## Provided material
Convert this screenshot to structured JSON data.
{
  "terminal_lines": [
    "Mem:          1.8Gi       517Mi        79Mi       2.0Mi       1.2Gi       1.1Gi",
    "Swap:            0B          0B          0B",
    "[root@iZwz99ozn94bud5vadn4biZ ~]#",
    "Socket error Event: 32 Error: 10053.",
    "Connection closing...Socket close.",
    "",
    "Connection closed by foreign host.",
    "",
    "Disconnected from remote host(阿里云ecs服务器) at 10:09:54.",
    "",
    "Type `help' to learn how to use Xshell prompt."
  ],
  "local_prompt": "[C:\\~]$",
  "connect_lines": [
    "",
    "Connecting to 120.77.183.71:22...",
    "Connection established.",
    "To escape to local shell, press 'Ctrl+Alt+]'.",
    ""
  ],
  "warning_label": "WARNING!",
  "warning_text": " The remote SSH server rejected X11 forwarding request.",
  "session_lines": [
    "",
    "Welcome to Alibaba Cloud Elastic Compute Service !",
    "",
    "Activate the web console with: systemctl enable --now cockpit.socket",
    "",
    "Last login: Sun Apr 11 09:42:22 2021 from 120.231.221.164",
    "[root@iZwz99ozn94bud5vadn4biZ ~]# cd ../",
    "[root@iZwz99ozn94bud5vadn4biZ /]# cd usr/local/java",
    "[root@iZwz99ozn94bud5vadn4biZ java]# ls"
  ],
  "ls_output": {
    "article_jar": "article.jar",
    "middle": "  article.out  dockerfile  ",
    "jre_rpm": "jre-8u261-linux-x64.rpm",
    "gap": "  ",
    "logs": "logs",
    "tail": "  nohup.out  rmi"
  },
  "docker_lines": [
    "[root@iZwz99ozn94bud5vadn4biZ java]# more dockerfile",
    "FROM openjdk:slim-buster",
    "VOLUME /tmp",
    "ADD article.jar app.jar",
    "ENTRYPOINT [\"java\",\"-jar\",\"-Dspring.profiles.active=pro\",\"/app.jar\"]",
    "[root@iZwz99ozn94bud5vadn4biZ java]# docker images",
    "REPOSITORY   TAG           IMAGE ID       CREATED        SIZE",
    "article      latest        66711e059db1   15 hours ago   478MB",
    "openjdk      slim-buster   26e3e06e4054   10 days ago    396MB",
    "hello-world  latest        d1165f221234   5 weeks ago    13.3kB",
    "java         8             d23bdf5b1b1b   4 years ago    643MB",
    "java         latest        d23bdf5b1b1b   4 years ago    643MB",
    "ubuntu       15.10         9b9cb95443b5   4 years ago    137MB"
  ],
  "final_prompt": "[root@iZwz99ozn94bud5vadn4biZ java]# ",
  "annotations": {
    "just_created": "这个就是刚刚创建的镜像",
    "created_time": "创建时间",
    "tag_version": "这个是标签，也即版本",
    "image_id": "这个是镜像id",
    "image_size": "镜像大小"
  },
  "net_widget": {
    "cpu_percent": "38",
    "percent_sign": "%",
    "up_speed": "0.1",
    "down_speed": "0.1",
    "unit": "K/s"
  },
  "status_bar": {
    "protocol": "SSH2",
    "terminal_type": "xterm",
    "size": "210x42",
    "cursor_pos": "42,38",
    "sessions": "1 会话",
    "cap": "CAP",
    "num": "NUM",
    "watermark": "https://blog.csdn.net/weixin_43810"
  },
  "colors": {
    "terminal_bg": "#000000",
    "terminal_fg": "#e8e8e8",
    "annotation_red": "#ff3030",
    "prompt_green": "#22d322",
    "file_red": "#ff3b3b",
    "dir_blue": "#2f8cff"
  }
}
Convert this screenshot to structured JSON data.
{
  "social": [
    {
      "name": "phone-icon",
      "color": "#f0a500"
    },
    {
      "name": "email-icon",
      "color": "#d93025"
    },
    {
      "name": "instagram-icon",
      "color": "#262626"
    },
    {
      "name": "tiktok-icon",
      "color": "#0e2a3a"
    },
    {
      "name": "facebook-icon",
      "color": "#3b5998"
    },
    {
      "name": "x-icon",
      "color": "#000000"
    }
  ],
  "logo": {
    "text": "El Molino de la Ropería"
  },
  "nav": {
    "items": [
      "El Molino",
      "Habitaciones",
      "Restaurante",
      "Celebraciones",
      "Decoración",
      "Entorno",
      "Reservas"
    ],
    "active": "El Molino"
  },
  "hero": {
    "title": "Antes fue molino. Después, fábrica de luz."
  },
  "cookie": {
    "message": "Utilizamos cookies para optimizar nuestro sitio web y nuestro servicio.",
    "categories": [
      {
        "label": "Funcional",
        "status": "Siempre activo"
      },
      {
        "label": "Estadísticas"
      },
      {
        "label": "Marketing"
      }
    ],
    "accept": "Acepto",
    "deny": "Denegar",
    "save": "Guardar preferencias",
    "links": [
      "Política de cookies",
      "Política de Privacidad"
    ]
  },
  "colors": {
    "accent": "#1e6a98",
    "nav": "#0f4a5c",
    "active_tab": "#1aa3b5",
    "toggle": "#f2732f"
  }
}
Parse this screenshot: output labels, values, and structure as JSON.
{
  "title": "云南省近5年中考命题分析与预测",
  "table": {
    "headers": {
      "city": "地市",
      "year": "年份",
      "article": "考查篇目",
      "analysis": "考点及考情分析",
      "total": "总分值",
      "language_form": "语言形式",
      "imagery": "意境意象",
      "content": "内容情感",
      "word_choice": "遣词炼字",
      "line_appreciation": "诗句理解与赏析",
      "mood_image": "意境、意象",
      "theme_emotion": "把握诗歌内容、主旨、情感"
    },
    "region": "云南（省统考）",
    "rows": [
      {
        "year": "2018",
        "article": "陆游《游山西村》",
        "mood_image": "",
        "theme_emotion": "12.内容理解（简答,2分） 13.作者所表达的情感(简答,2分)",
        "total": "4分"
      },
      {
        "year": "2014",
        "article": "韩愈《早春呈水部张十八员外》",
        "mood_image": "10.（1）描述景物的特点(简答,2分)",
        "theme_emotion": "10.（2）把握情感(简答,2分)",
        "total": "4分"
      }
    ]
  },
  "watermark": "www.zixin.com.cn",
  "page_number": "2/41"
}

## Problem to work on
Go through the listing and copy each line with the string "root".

## Solved exercise
    "[root@iZwz99ozn94bud5vadn4biZ ~]#",
    "[root@iZwz99ozn94bud5vadn4biZ ~]# cd ../",
    "[root@iZwz99ozn94bud5vadn4biZ /]# cd usr/local/java",
    "[root@iZwz99ozn94bud5vadn4biZ java]# ls"
    "[root@iZwz99ozn94bud5vadn4biZ java]# more dockerfile",
    "[root@iZwz99ozn94bud5vadn4biZ java]# docker images",
  "final_prompt": "[root@iZwz99ozn94bud5vadn4biZ java]# ",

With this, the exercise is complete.